When it comes to financial data for stress testing, there’s a good news-bad news aspect. The good news may be that a bank did not suffer severe financial stress but the bad news is that it will be harder for the bank to model “bad events” if it does not have such data. And banks “will get written up if [the regulators] don’t believe their bad events,” said Tara Heusé Skinner, Manager at SAS Risk Research & Quantitative Solutions, and co-author of The Bank Executive’s Guide to Enterprise Risk Management. She was the first presenter of two at the May 19, 2015, webinar on Stress Testing Modeling sponsored by the Global Association of Risk Professionals.
Skinner said stress testing has risen to prominence in financial risk management because it is required by both the Dodd-Frank Act Stress Tests (DFAST) and the Comprehensive Capital Analysis and Review (CCAR) regulations. More models are required; improved models are required; and the models must be managed and their results appropriately interpreted.
She presented a modular four-step view of stress testing, as shown in Figure 1. These steps are: data extraction and validation; model input and development; macroeconomic scenario specification; and finally, aggregation and computation.
Skinner emphasized that each step was an iterative process. For example, during data extraction, the data has to be collected from a variety of sources, must be reconciled and validated, and might require further clean-up during the extraction. Some banks use consortium data to fill the need for data about adverse economic times.
Another example of iteration is when data input occurs. The models, as they are being used, might require further adaptation, and thus would require the data to be input again.
“We’re told the regulators are just as concerned about the documentation of the stress testing process as they are about the results of stress testing,” said Skinner. They are “very interested in not only the what but the how.”
Each year, banks receive broad outlines of the stressed macroeconomic scenarios from the regulators, but need to enrich the scenarios with more granular detail in order to run sophisticated models. The baseline, adverse scenario, and severely adverse scenarios are supplemented with “localized” scenarios (see sample geographies in Figure 2). The scenarios are segmented by business unit (e.g. commercial lending; investment banking; retail banking) and by industry.
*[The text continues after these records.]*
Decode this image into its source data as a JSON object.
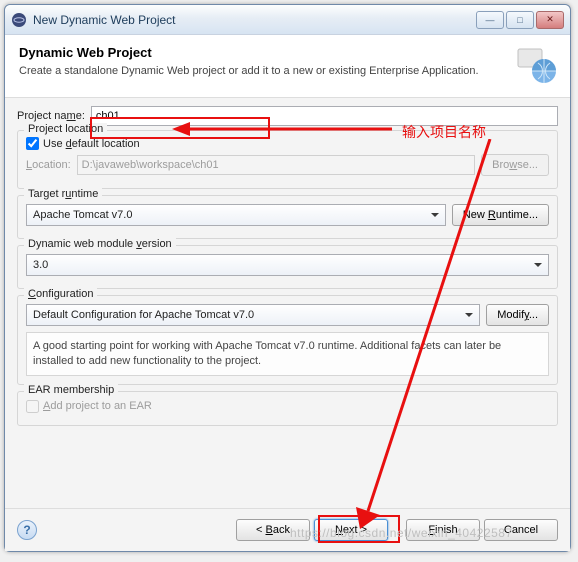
{
  "titlebar": {
    "title": "New Dynamic Web Project"
  },
  "header": {
    "title": "Dynamic Web Project",
    "desc": "Create a standalone Dynamic Web project or add it to a new or existing Enterprise Application."
  },
  "project_name": {
    "label": "Project na",
    "mnemonic": "m",
    "label_after": "e:",
    "value": "ch01"
  },
  "location": {
    "group_title": "Project location",
    "use_default_pre": "Use ",
    "use_default_m": "d",
    "use_default_post": "efault location",
    "loc_label_pre": "",
    "loc_label_m": "L",
    "loc_label_post": "ocation:",
    "path": "D:\\javaweb\\workspace\\ch01",
    "browse_pre": "Bro",
    "browse_m": "w",
    "browse_post": "se..."
  },
  "runtime": {
    "group_title": "Target r",
    "group_title_m": "u",
    "group_title_post": "ntime",
    "selected": "Apache Tomcat v7.0",
    "new_pre": "New ",
    "new_m": "R",
    "new_post": "untime..."
  },
  "module": {
    "group_title": "Dynamic web module ",
    "group_title_m": "v",
    "group_title_post": "ersion",
    "selected": "3.0"
  },
  "config": {
    "group_title_m": "C",
    "group_title_post": "onfiguration",
    "selected": "Default Configuration for Apache Tomcat v7.0",
    "modify_pre": "Modif",
    "modify_m": "y",
    "modify_post": "...",
    "desc": "A good starting point for working with Apache Tomcat v7.0 runtime. Additional facets can later be installed to add new functionality to the project."
  },
  "ear": {
    "group_title": "EAR membership",
    "add_pre": "",
    "add_m": "A",
    "add_post": "dd project to an EAR"
  },
  "footer": {
    "back_pre": "< ",
    "back_m": "B",
    "back_post": "ack",
    "next_pre": "",
    "next_m": "N",
    "next_post": "ext >",
    "finish_pre": "",
    "finish_m": "F",
    "finish_post": "inish",
    "cancel": "Cancel"
  },
  "annotations": {
    "label": "输入项目名称"
  },
  "watermark": "https://blog.csdn.net/weixin_40422587"
}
In the final stage, aggregation and computation involve “an incredible amount of moving parts,” said Skinner. Computations are done, models are tweaked, and computations are re-done. She said, “those who are able to automate stress testing in an end-to-end continuum will have less pain.”
Having described the modular components to dynamic stress testing, Skinner turned the floor over to the second speaker, who presented a real-life case. When Skinner resumed, she had a three-point summary of “best practices” stress testing. It must have good design, good governance, and solid infrastructure. ª
More extensive research papers are available for download from SAS. Click on CCAR: An Appraisal of Current Practices
All figures are used with permission from Skinner’s webinar.